§ **Stored data**
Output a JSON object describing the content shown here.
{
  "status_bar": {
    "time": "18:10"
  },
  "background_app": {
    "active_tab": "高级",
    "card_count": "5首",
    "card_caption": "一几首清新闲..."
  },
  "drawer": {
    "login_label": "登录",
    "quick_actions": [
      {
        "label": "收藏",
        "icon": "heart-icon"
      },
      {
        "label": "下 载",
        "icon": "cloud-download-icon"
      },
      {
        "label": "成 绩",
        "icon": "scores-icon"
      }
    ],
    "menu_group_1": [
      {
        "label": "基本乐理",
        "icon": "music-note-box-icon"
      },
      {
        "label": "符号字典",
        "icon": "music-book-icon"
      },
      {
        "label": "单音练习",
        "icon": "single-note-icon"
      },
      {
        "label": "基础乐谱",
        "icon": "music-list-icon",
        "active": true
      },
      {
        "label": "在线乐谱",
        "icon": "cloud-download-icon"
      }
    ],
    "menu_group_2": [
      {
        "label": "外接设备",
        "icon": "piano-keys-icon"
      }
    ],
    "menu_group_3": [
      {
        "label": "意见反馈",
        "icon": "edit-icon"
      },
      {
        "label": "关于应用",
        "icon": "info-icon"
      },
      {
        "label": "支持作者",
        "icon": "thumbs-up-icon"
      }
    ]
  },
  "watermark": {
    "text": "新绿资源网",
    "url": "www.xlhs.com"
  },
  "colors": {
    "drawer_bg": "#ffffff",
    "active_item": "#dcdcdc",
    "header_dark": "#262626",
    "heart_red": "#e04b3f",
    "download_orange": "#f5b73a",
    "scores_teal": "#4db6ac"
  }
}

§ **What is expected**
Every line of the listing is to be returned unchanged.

§ **Written response**
Output a JSON object describing the content shown here.
{
  "status_bar": {
    "time": "18:10"
  },
  "background_app": {
    "active_tab": "高级",
    "card_count": "5首",
    "card_caption": "一几首清新闲..."
  },
  "drawer": {
    "login_label": "登录",
    "quick_actions": [
      {
        "label": "收藏",
        "icon": "heart-icon"
      },
      {
        "label": "下 载",
        "icon": "cloud-download-icon"
      },
      {
        "label": "成 绩",
        "icon": "scores-icon"
      }
    ],
    "menu_group_1": [
      {
        "label": "基本乐理",
        "icon": "music-note-box-icon"
      },
      {
        "label": "符号字典",
        "icon": "music-book-icon"
      },
      {
        "label": "单音练习",
        "icon": "single-note-icon"
      },
      {
        "label": "基础乐谱",
        "icon": "music-list-icon",
        "active": true
      },
      {
        "label": "在线乐谱",
        "icon": "cloud-download-icon"
      }
    ],
    "menu_group_2": [
      {
        "label": "外接设备",
        "icon": "piano-keys-icon"
      }
    ],
    "menu_group_3": [
      {
        "label": "意见反馈",
        "icon": "edit-icon"
      },
      {
        "label": "关于应用",
        "icon": "info-icon"
      },
      {
        "label": "支持作者",
        "icon": "thumbs-up-icon"
      }
    ]
  },
  "watermark": {
    "text": "新绿资源网",
    "url": "www.xlhs.com"
  },
  "colors": {
    "drawer_bg": "#ffffff",
    "active_item": "#dcdcdc",
    "header_dark": "#262626",
    "heart_red": "#e04b3f",
    "download_orange": "#f5b73a",
    "scores_teal": "#4db6ac"
  }
}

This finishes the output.